Molecular mechanisms that confer antibacterial drug resistance

Nature. 2000 Aug 17;406(6797):775-81. doi: 10.1038/35021219.


Antibiotics--compounds that are literally 'against life'--are typically antibacterial drugs, interfering with some structure or process that is essential to bacterial growth or survival without harm to the eukaryotic host harbouring the infecting bacteria. We live in an era when antibiotic resistance has spread at an alarming rate and when dire predictions concerning the lack of effective antibacterial drugs occur with increasing frequency. In this context it is apposite to ask a few simple questions about these life-saving molecules. What are antibiotics? Where do they come from? How do they work? Why do they stop being effective? How do we find new antibiotics? And can we slow down the development of antibiotic-resistant superbugs?

Publication types

  • Research Support, U.S. Gov't, P.H.S.
  • Review

MeSH terms

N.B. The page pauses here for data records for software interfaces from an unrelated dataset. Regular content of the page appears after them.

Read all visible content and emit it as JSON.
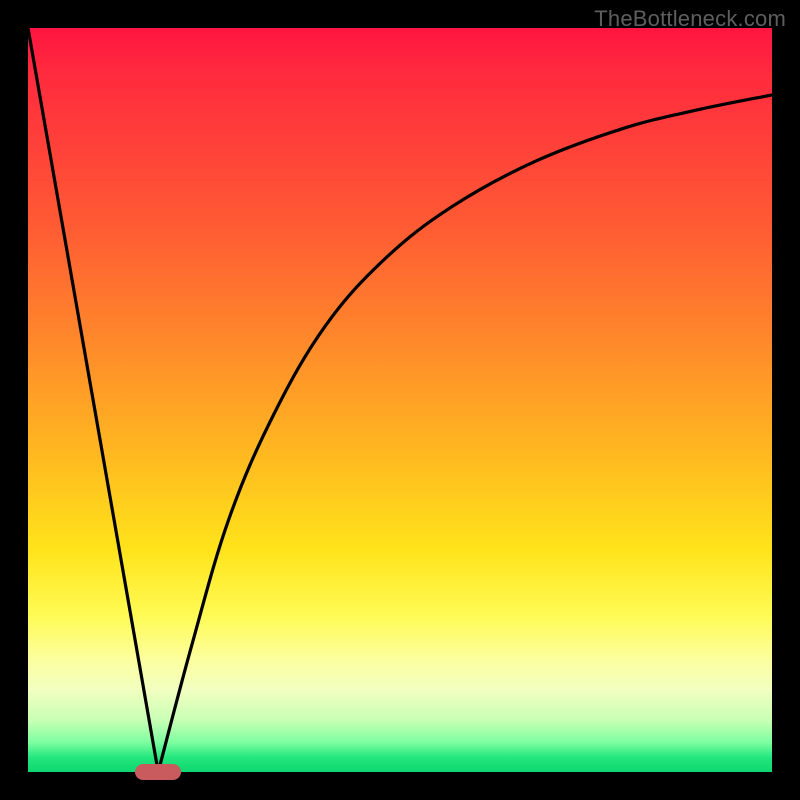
{
  "watermark": "TheBottleneck.com",
  "chart_data": {
    "type": "line",
    "title": "",
    "xlabel": "",
    "ylabel": "",
    "xlim": [
      0,
      100
    ],
    "ylim": [
      0,
      100
    ],
    "grid": false,
    "legend": false,
    "background_gradient": {
      "direction": "top_to_bottom",
      "stops": [
        {
          "pct": 0,
          "color": "#ff1540"
        },
        {
          "pct": 26,
          "color": "#ff5934"
        },
        {
          "pct": 43,
          "color": "#ff8b2a"
        },
        {
          "pct": 58,
          "color": "#ffbb20"
        },
        {
          "pct": 79,
          "color": "#fffb55"
        },
        {
          "pct": 93,
          "color": "#c9ffb5"
        },
        {
          "pct": 100,
          "color": "#0fd66f"
        }
      ]
    },
    "series": [
      {
        "name": "left-branch",
        "x": [
          0,
          17.5
        ],
        "values": [
          100,
          0
        ]
      },
      {
        "name": "right-branch",
        "x": [
          17.5,
          22,
          27,
          33,
          40,
          48,
          57,
          68,
          80,
          90,
          100
        ],
        "values": [
          0,
          17,
          34,
          48,
          60,
          69,
          76,
          82,
          86.5,
          89,
          91
        ]
      }
    ],
    "marker": {
      "x": 17.5,
      "y": 0,
      "shape": "rounded-rect",
      "color": "#c95b5e"
    }
  }
}
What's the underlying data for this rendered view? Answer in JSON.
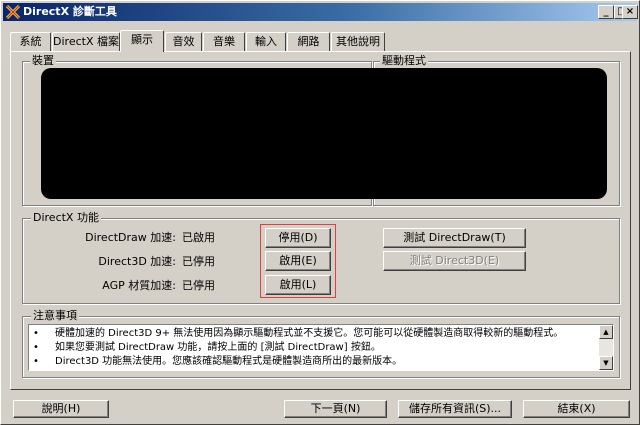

  • Anti-Bacterial Agents / pharmacology*
  • Drug Resistance, Microbial*
  • Humans


  • Anti-Bacterial Agents